How Clinical Guidelines on Polyp Removal are Evolving
Jo Roth, Staff Writer
Jo Roth, Staff Writer
VERY YEAR, thousands of patients around the world will undergo a procedure to have non-malignant polyps removed. In themselves, they are relatively harmless but in a small minority of cases they could lead to bowel cancer. Removal is recommended, but when polyps are large or in an anatomically hard to reach position, managing the procedure can be challenging. This has significant safety issues for patients and also leads to increased intervention costs for health services.
A doctor will use an endoscopic procedure to remove polyps within the bowel in the least invasive way possible. However, problems grow when things get more complicated. Current NICE guidelines raise major safety concerns about the removal of full thickness non-lifting colonic polyps¹. NICE argues that current evidence is lacking in quality and quantity and, as such, the procedure should not be used unless there are special arrangement made for clinical governance, the patient has given full consent and an audit or research has been undertaken.
It makes the following recommendations for any clinicians wishing to do full thickness polyp removal:
Patient selection, says the guidelines, “should only be done with polyp and early colorectal cancer multidisciplinary team, and the procedure should only be performed by clinicians with specific training.”
When cases become more complex, clinicians may veer towards the apparently safer option of surgery. This will normally involve a small incision into the side of the abdomen. Small tools will then be inserted laparoscopically into the abdomen which is expanded with carbon dioxide. Evidence from NICE suggests that this has a high success rate. They analysed a total of nine studies involving a total of 781 patients which showed that polyps were successfully removed in most patients. A study of 176 patients found no polyps had returned after five years. Another study of 146 patients found one polyp had returned after two years. However, there are risks.
The studies analysed by NICE also show that seven patients had to be switched to open surgery during the procedure. This may be necessary in more advanced cases which need a larger incision in the abdomen. The surgeon then removes part of the colon to fully ensure all of the polyps and any associated cancer have been removed.
The problem is that the greater the level of intervention, the more likely it is that complications will set in. Much depends on the experience of the surgeons. A 2013 study published by Digestive Surgery covering 126 patients over the course of ten years found post-operative complications in a third of cases4.
Recovery time can also vary depending on the extent of the procedure. A basic polypectomy should last between 30 and 60 minutes and most patients will be allowed to return home the same day. A larger polyp removal may require surveillance for three to six months to ensure there is no tissue remaining.

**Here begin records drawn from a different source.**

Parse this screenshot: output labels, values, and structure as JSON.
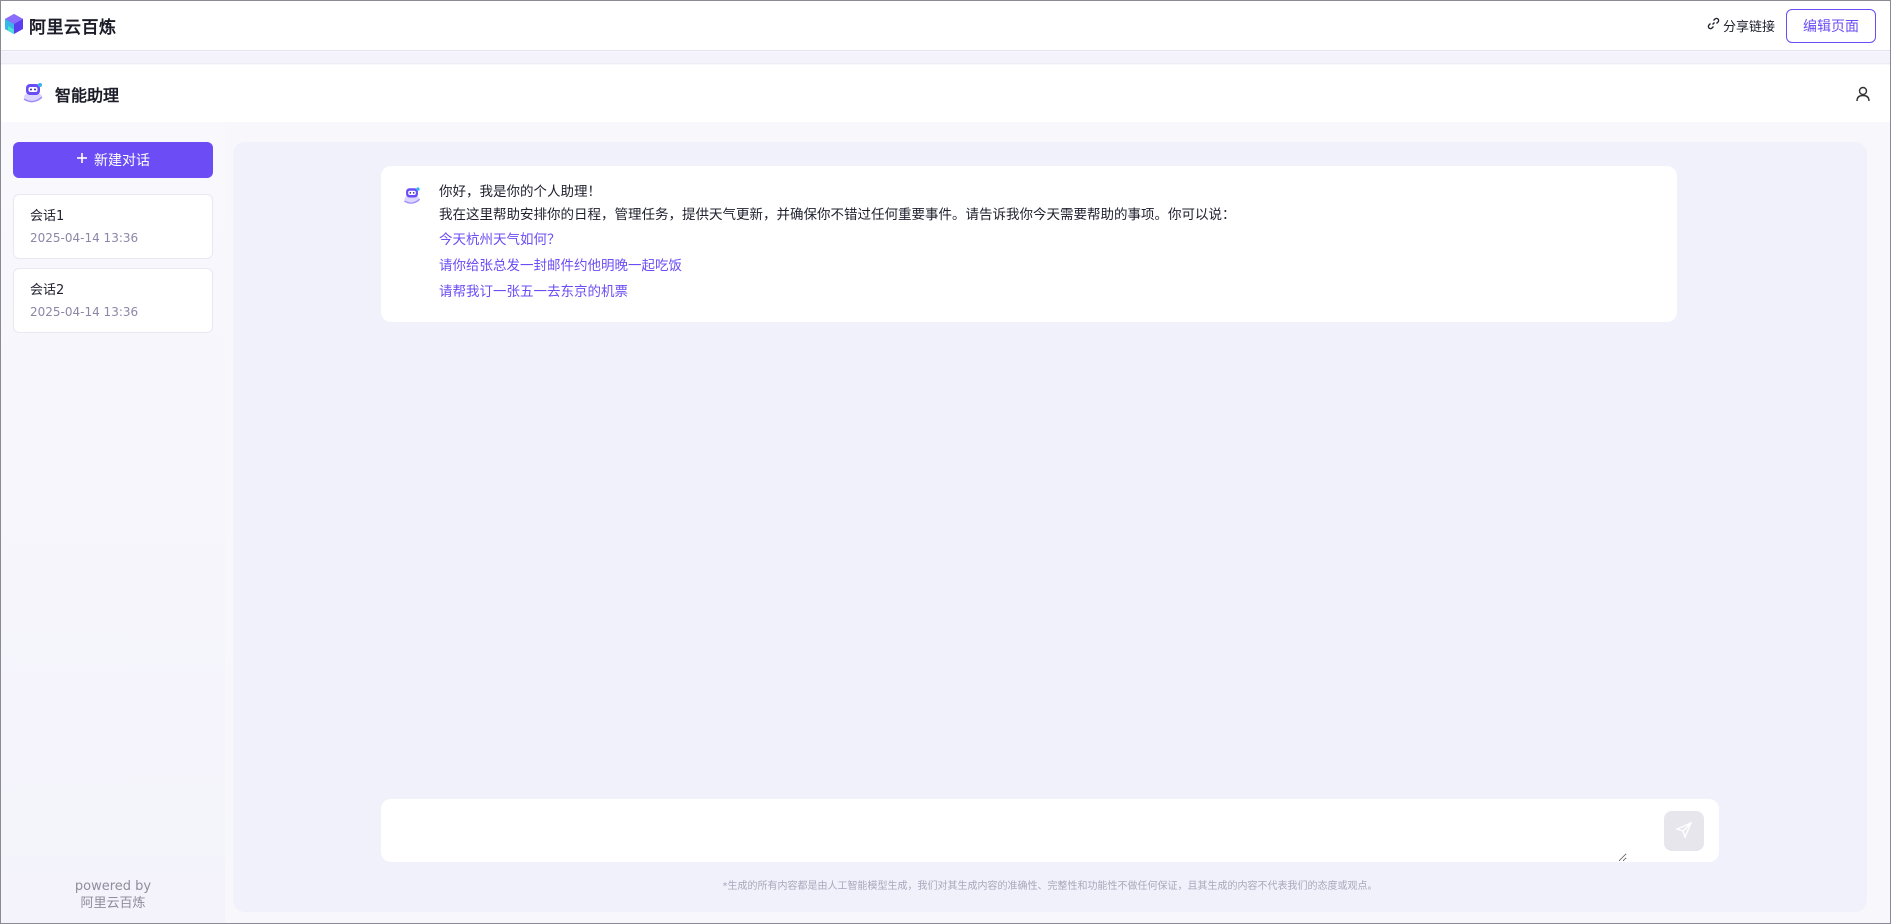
{
  "topbar": {
    "brand_name": "阿里云百炼",
    "brand_logo_icon": "layered-hexagon-logo",
    "share_link_label": "分享链接",
    "share_link_icon": "link-icon",
    "edit_button_label": "编辑页面"
  },
  "app_header": {
    "title": "智能助理",
    "avatar_icon": "robot-assistant-icon",
    "user_icon": "user-icon"
  },
  "sidebar": {
    "new_chat_label": "新建对话",
    "conversations": [
      {
        "title": "会话1",
        "time": "2025-04-14 13:36"
      },
      {
        "title": "会话2",
        "time": "2025-04-14 13:36"
      }
    ],
    "powered_by_line1": "powered by",
    "powered_by_line2": "阿里云百炼"
  },
  "chat": {
    "message": {
      "greeting": "你好，我是你的个人助理！",
      "intro": "我在这里帮助安排你的日程，管理任务，提供天气更新，并确保你不错过任何重要事件。请告诉我你今天需要帮助的事项。你可以说：",
      "suggestions": [
        "今天杭州天气如何？",
        "请你给张总发一封邮件约他明晚一起吃饭",
        "请帮我订一张五一去东京的机票"
      ]
    },
    "input_value": "",
    "send_icon": "paper-plane-icon",
    "disclaimer": "*生成的所有内容都是由人工智能模型生成，我们对其生成内容的准确性、完整性和功能性不做任何保证，且其生成的内容不代表我们的态度或观点。"
  },
  "colors": {
    "accent": "#6b4cf5",
    "background": "#f1f1fb"
  }
}
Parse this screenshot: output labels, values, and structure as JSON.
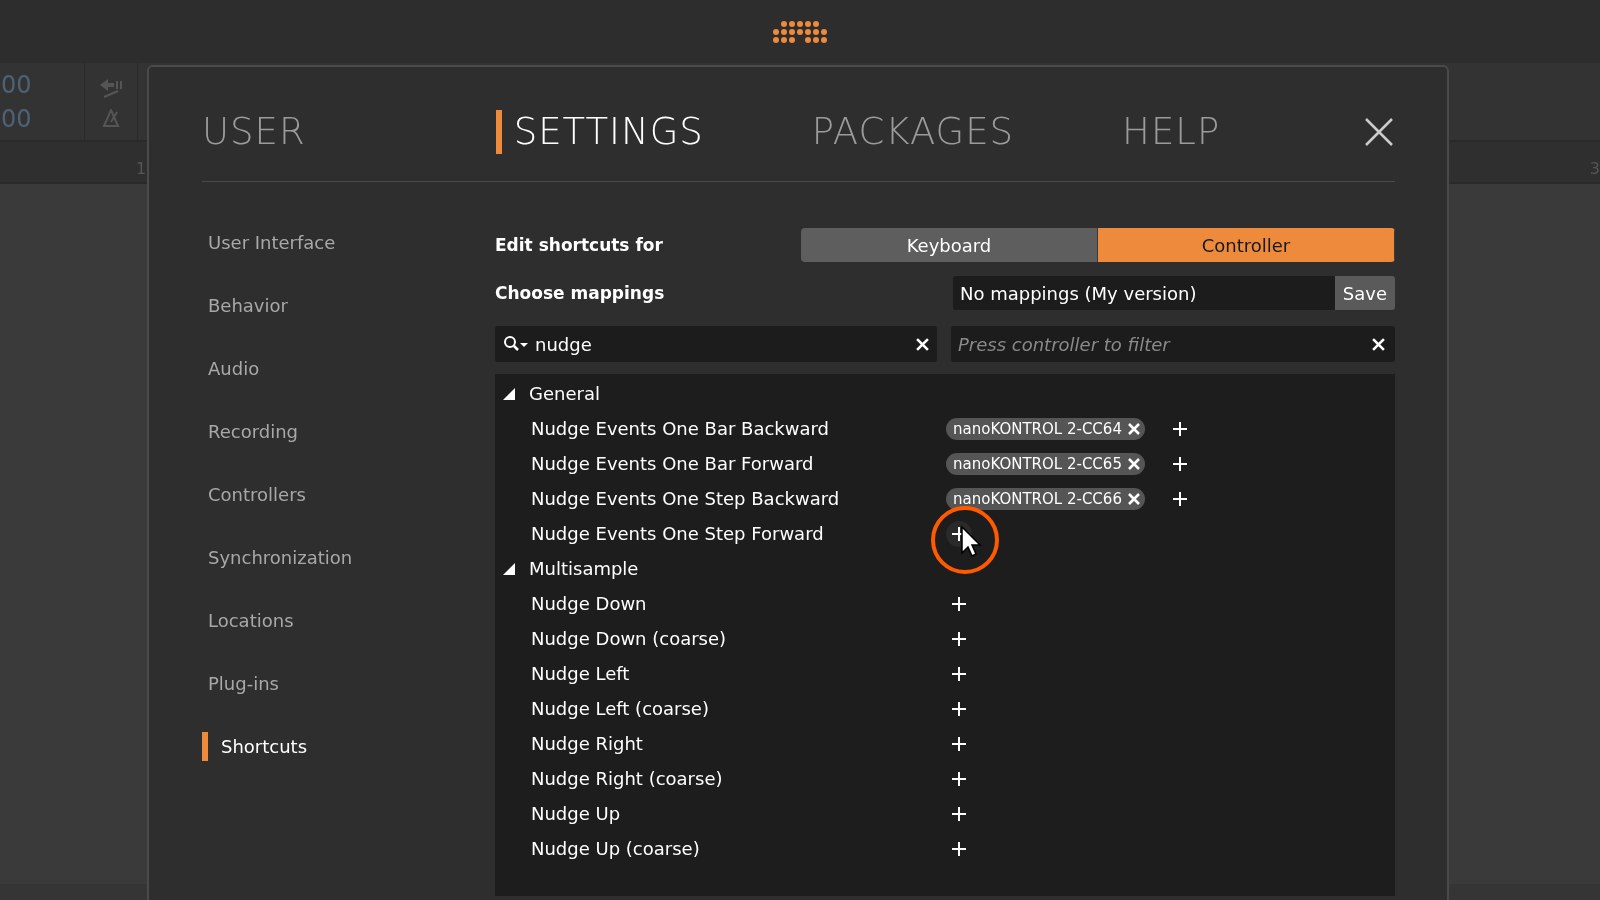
{
  "background": {
    "toolbar_readouts": [
      "00",
      "00"
    ],
    "ruler_labels": [
      "1",
      "3"
    ]
  },
  "tabs": [
    {
      "label": "USER",
      "selected": false
    },
    {
      "label": "SETTINGS",
      "selected": true
    },
    {
      "label": "PACKAGES",
      "selected": false
    },
    {
      "label": "HELP",
      "selected": false
    }
  ],
  "sidebar": {
    "items": [
      {
        "label": "User Interface",
        "selected": false
      },
      {
        "label": "Behavior",
        "selected": false
      },
      {
        "label": "Audio",
        "selected": false
      },
      {
        "label": "Recording",
        "selected": false
      },
      {
        "label": "Controllers",
        "selected": false
      },
      {
        "label": "Synchronization",
        "selected": false
      },
      {
        "label": "Locations",
        "selected": false
      },
      {
        "label": "Plug-ins",
        "selected": false
      },
      {
        "label": "Shortcuts",
        "selected": true
      }
    ]
  },
  "edit_shortcuts": {
    "label": "Edit shortcuts for",
    "options": [
      {
        "label": "Keyboard",
        "selected": false
      },
      {
        "label": "Controller",
        "selected": true
      }
    ]
  },
  "mappings": {
    "label": "Choose mappings",
    "value": "No mappings (My version)",
    "save_button": "Save"
  },
  "search": {
    "value": "nudge"
  },
  "controller_filter": {
    "placeholder": "Press controller to filter"
  },
  "groups": [
    {
      "label": "General",
      "expanded": true,
      "children": [
        {
          "label": "Nudge Events One Bar Backward",
          "hovered": false,
          "mappings": [
            "nanoKONTROL 2-CC64"
          ]
        },
        {
          "label": "Nudge Events One Bar Forward",
          "hovered": false,
          "mappings": [
            "nanoKONTROL 2-CC65"
          ]
        },
        {
          "label": "Nudge Events One Step Backward",
          "hovered": false,
          "mappings": [
            "nanoKONTROL 2-CC66"
          ]
        },
        {
          "label": "Nudge Events One Step Forward",
          "hovered": true
        }
      ]
    },
    {
      "label": "Multisample",
      "expanded": true,
      "children": [
        {
          "label": "Nudge Down",
          "hovered": false
        },
        {
          "label": "Nudge Down (coarse)",
          "hovered": false
        },
        {
          "label": "Nudge Left",
          "hovered": false
        },
        {
          "label": "Nudge Left (coarse)",
          "hovered": false
        },
        {
          "label": "Nudge Right",
          "hovered": false
        },
        {
          "label": "Nudge Right (coarse)",
          "hovered": false
        },
        {
          "label": "Nudge Up",
          "hovered": false
        },
        {
          "label": "Nudge Up (coarse)",
          "hovered": false
        }
      ]
    }
  ]
}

When surgery is required, patients may need several days of rest in the hospital to recover, but this may be significantly longer if complications set in. These can include paralysis of the gut resulting from the unnatural insertion of tools into the abdomen, which can take several days to resolve.
The more invasive the intervention, then, the greater the recovery time and the higher the impact on healthcare resources. When planning treatments, clinicians will have to weigh up multiple factors including the risks of an endoscopic procedure for larger non-lifting polyps, the pitfalls of surgery and the likely recovery time of patients.
In making this decision, clinicians may consider the wishes of the patient. It is natural for anyone to want to avoid the risks of open surgery so there is always likely to be a push, from the patient’s side, towards minimally invasive procedures which may allow them to return to their regular daily routines as soon as possible. However, all patients will have to be made aware of the risks each option poses.
It is very much in the interests of both patients and clinicians to avoid surgery where possible. This reduces the risk of complications and provides a minimal impact on a patient’s quality of life as well as financial resources. Even so, this must never put the health and wellbeing of patients at risk. The study published by Digestive Surgery recommends that all “clinical pathways chosen to treat colonoscopically unresectable polyps should be tailored to patients’ conditions and the characteristics of their colorectal lesions.” Patients and their families will need an in-depth discussion about the various options available to them.
Increasingly, though, various procedures are coming to the fore which widen the range of situations in which less invasive procedures may work effectively. These make it possible to treat more complex and harder to reach cases without needing to revert to more invasive surgical procedures. They reduce the need for surgery, which in turn reduces the length of hospital stay and also improves outcomes. As these options become more widespread, they will help health services deliver top quality care in a way which reduces the strain on their budgets.